Finally back from my annual holiday and now off to the Highlands of Scotland for my next review. This time I am off to Ardmore, which means ‘big headland’ in Gaelic. They are located at the edge of the Grampian mountains and they were founded in 1898 Adam Teacher.

Ardmore_Traditional Cask _NAS_The Smoky DramWhiskey: Ardmore Traditional Cask, 46% ABV

Region: Highland, Scotland

Style: Single Malt

Age: NAS

 

As stated earlier, Ardmore was founded in 1898, during one of the industry booms that occurred at the end of the 19th century. The Ardmore whisky distillery still has its own cooperage for the production and repair of casks. They are, apparently, now the only Highland distillery that insists on fully peating their standard malt. Most put the PPM at between 12 and 14. Most of the whisky the distillery produces is still reserved for the Teacher’s blends.

The ‘Traditional Cask’ is double fermented, first in the usual oak casks but then for a second time in much smaller hand crafted “Quarter Casks”. These smaller casks were fairly common a hundred years ago but have been largely ignored due to their high cost of construction.

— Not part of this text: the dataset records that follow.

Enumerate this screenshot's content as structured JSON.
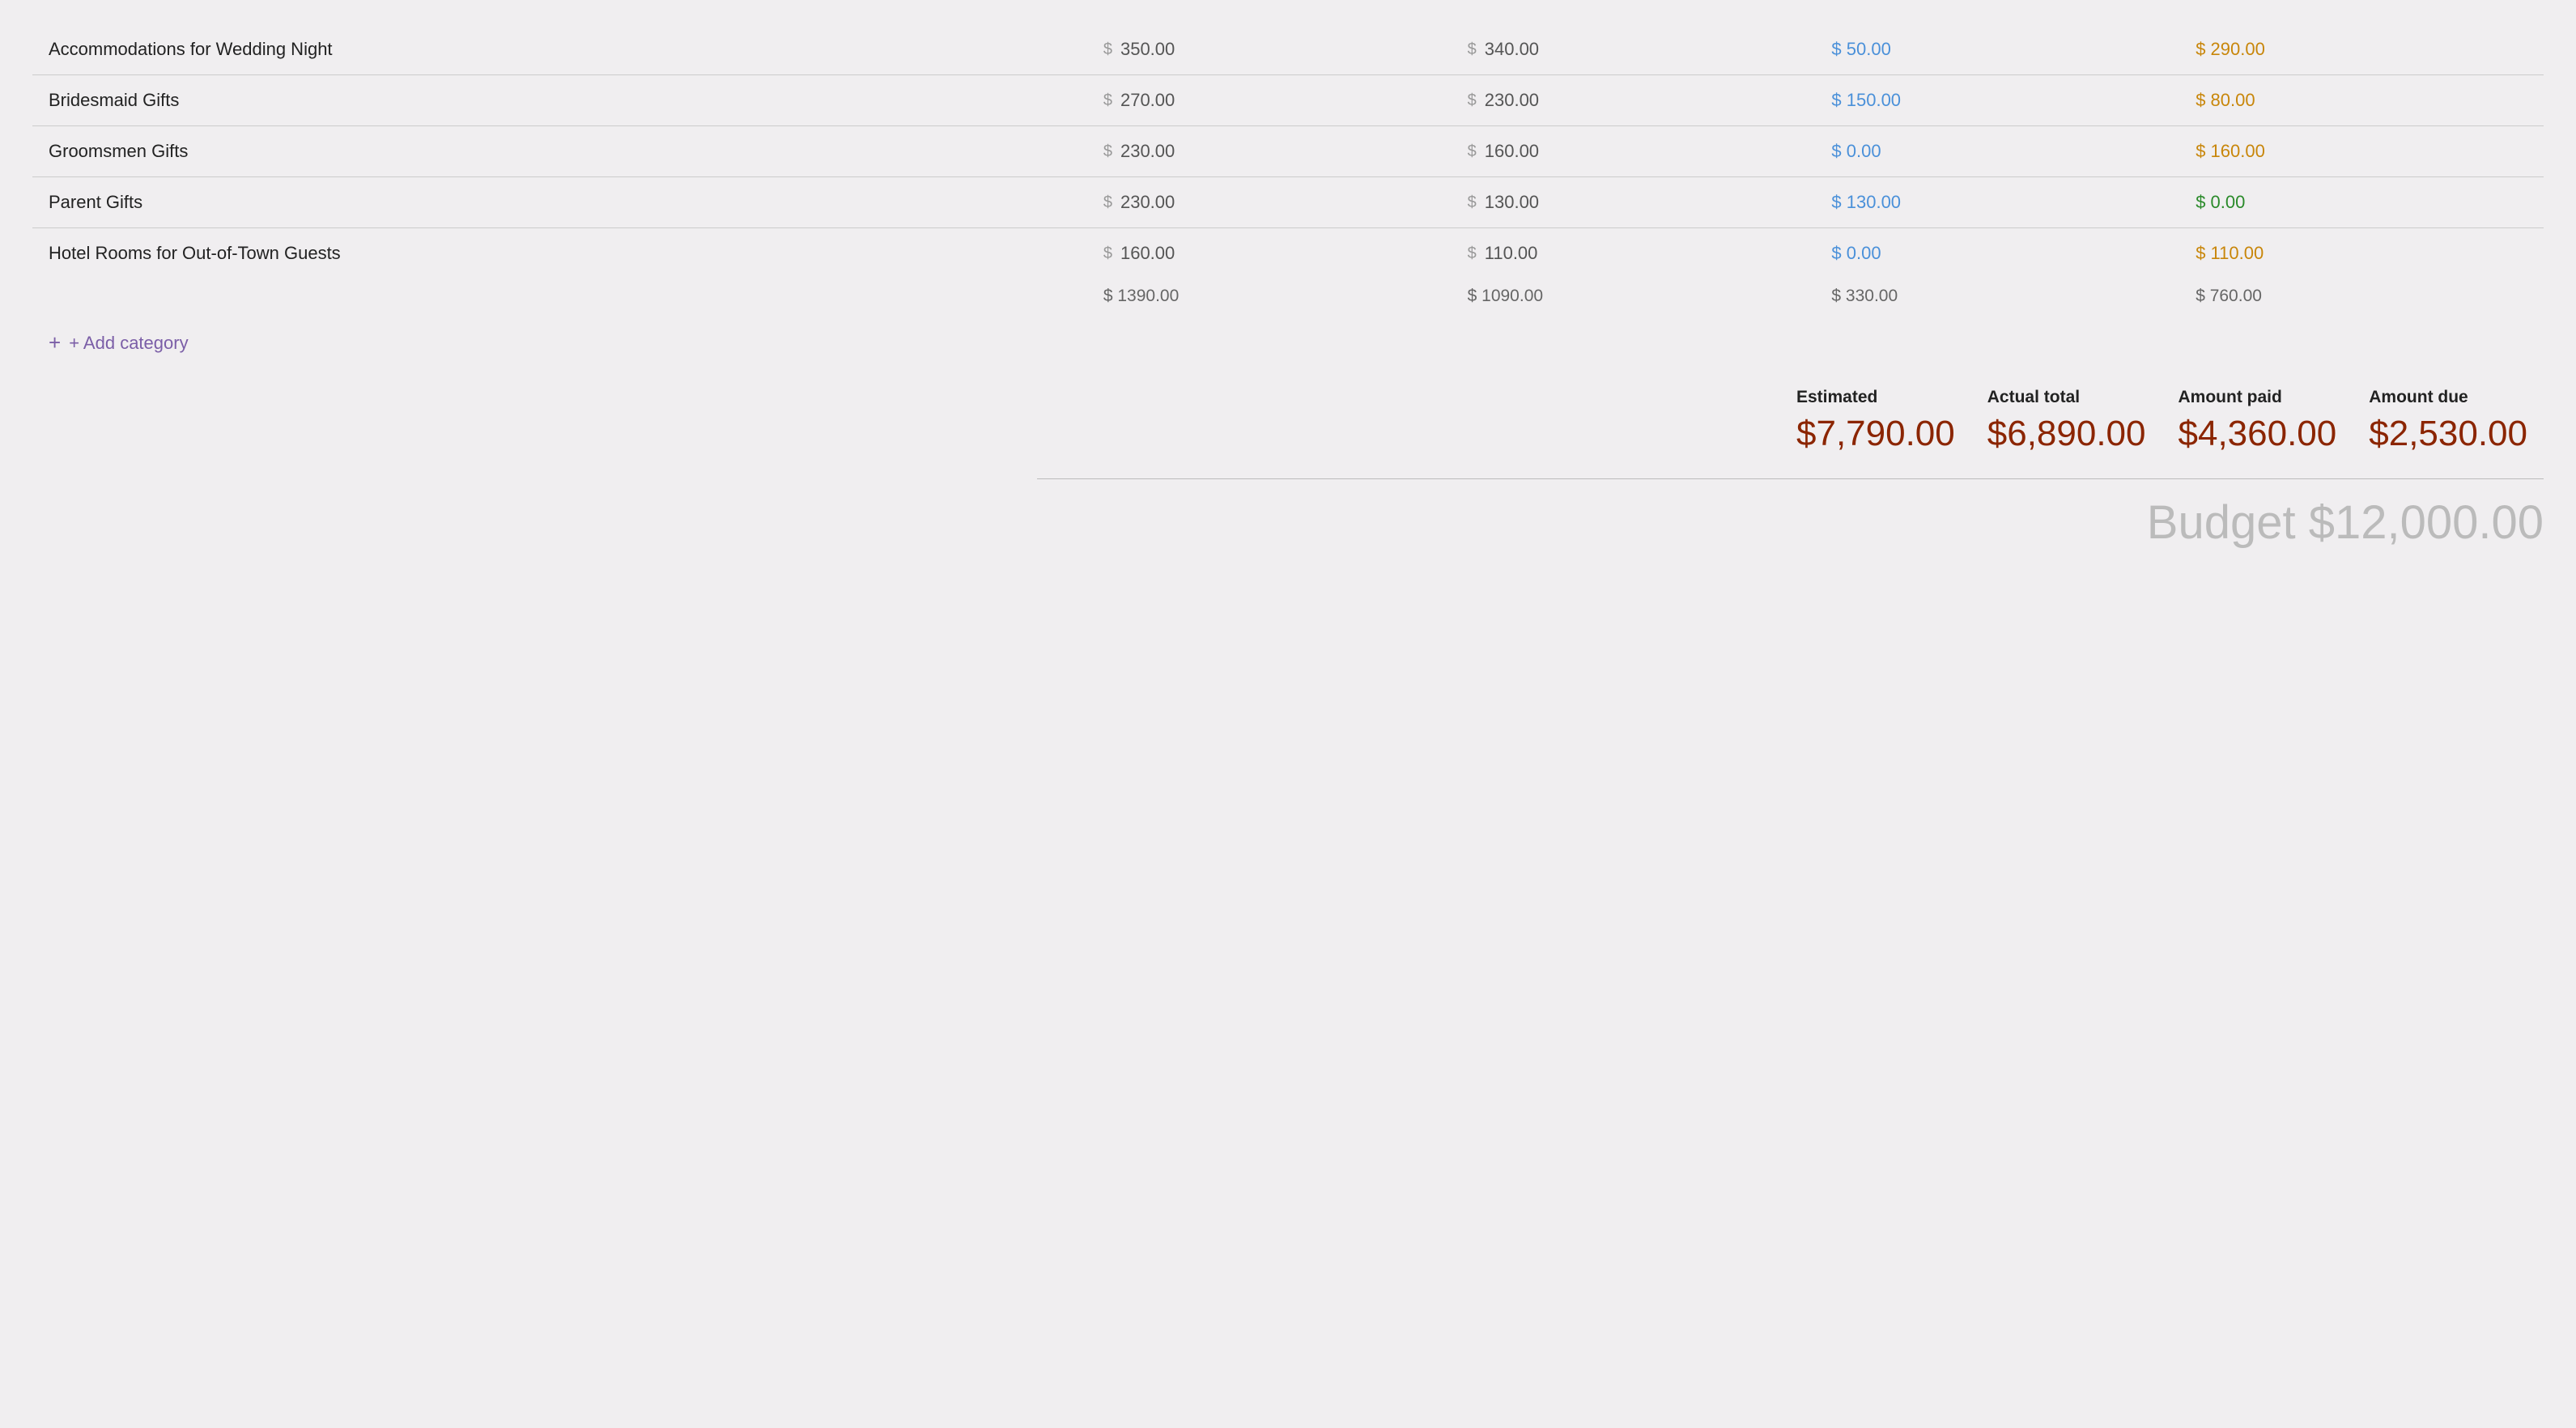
{
  "rows": [
    {
      "name": "Accommodations for Wedding Night",
      "estimated": "350.00",
      "actual": "340.00",
      "paid": "50.00",
      "due": "290.00",
      "paid_color": "blue",
      "due_color": "orange"
    },
    {
      "name": "Bridesmaid Gifts",
      "estimated": "270.00",
      "actual": "230.00",
      "paid": "150.00",
      "due": "80.00",
      "paid_color": "blue",
      "due_color": "orange"
    },
    {
      "name": "Groomsmen Gifts",
      "estimated": "230.00",
      "actual": "160.00",
      "paid": "0.00",
      "due": "160.00",
      "paid_color": "blue",
      "due_color": "orange"
    },
    {
      "name": "Parent Gifts",
      "estimated": "230.00",
      "actual": "130.00",
      "paid": "130.00",
      "due": "0.00",
      "paid_color": "blue",
      "due_color": "green"
    },
    {
      "name": "Hotel Rooms for Out-of-Town Guests",
      "estimated": "160.00",
      "actual": "110.00",
      "paid": "0.00",
      "due": "110.00",
      "paid_color": "blue",
      "due_color": "orange"
    }
  ],
  "subtotals": {
    "estimated": "$ 1390.00",
    "actual": "$ 1090.00",
    "paid": "$ 330.00",
    "due": "$ 760.00"
  },
  "add_category_label": "+ Add category",
  "totals": {
    "estimated_label": "Estimated",
    "estimated_value": "$7,790.00",
    "actual_label": "Actual total",
    "actual_value": "$6,890.00",
    "paid_label": "Amount paid",
    "paid_value": "$4,360.00",
    "due_label": "Amount due",
    "due_value": "$2,530.00"
  },
  "budget_label": "Budget $12,000.00"
}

This intense secondary maturation gives the deeper flavour that their whisky is known for.

Colour: Bright deep gold with medium to thick legs.

Nose: Seaside character of salt and seaweed, but not overtly so. There is also a vanilla and cream sweet spiciness about it. Clean and fresh with a herbal and baked sweet pie/bread character. Some of that lovely peaty smokiness is around in the background always, but not in an overt or overpowering manner.

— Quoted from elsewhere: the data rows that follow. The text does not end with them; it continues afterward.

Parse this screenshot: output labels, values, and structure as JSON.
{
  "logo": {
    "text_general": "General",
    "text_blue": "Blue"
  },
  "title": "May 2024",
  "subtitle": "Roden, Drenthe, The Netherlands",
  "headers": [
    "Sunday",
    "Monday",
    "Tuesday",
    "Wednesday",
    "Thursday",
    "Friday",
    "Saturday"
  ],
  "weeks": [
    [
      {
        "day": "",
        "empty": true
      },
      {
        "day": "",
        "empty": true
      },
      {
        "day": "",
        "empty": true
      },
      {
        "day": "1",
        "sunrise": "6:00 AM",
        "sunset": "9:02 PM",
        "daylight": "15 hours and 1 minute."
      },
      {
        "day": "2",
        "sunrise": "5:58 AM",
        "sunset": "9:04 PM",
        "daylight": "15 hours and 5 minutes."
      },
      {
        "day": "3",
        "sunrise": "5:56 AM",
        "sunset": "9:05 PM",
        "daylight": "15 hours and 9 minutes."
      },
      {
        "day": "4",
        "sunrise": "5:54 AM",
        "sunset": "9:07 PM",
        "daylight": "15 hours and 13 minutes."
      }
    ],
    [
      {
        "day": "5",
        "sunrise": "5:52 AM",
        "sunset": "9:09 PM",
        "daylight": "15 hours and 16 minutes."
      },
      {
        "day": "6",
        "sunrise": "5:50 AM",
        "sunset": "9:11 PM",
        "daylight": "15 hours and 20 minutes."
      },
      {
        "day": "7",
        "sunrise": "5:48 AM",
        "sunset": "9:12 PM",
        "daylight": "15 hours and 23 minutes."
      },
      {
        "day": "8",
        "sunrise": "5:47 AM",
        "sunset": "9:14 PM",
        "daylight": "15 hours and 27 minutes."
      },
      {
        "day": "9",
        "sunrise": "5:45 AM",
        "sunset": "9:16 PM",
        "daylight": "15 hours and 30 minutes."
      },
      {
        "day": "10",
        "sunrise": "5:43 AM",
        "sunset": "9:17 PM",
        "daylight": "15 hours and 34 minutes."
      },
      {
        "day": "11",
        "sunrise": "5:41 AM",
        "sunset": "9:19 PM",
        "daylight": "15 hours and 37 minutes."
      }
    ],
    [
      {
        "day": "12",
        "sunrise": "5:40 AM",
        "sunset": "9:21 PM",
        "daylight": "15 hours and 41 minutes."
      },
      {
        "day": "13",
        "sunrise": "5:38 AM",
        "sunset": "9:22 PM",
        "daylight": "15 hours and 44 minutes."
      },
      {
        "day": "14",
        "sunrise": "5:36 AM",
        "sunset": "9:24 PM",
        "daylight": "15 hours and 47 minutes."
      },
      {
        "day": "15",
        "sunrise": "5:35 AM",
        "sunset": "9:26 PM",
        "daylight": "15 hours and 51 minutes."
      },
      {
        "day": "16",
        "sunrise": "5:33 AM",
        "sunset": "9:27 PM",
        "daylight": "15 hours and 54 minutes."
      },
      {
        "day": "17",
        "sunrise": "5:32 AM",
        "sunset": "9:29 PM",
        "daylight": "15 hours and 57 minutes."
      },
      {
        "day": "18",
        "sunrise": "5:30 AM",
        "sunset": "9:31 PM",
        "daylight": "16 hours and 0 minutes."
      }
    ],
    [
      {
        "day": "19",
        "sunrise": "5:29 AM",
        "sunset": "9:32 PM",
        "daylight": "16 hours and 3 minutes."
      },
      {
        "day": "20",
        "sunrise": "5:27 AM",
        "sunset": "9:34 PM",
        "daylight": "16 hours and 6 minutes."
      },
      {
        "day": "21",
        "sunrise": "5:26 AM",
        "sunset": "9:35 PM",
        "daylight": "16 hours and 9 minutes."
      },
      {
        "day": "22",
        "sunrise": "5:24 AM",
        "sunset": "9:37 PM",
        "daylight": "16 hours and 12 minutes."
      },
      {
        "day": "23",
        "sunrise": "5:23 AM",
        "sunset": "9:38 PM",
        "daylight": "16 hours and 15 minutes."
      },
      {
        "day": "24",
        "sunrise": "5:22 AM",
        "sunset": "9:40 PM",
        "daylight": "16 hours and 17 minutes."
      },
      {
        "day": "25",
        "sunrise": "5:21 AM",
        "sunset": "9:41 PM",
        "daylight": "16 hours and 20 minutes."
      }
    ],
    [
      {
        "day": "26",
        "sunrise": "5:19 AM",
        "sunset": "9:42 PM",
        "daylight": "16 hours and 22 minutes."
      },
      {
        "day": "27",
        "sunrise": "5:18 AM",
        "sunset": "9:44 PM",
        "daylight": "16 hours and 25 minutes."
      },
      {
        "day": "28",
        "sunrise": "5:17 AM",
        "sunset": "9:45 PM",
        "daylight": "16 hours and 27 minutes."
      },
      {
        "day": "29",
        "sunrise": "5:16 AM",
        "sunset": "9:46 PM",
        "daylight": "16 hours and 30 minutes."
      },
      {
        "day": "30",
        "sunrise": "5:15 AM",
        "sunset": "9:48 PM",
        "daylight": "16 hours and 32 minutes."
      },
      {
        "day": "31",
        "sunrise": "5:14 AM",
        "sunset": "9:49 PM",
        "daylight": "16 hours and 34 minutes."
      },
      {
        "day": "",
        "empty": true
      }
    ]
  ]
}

Palate: after an initial hot and ginger spicy burst on your tongue it tapers off to some sweet wood spice, creamy vanilla sweetness and a lovely gentle peaty smokiness that coats your tongue and mouth. Like the nose, the palate is clean and fresh, with a lovely mix between the smoke and sweet characters.

Finish: Medium and warm with subdued lingering spiciness and soft smokiness with sweetish end.

Overall: If you are used to typical Islay peated malts, then this is an interesting variation to try. It has the smokiness that would expect from a peated malt, but it is a gentle and background smoke that intermingles quite nicely with the sweet characters.

My Score: 82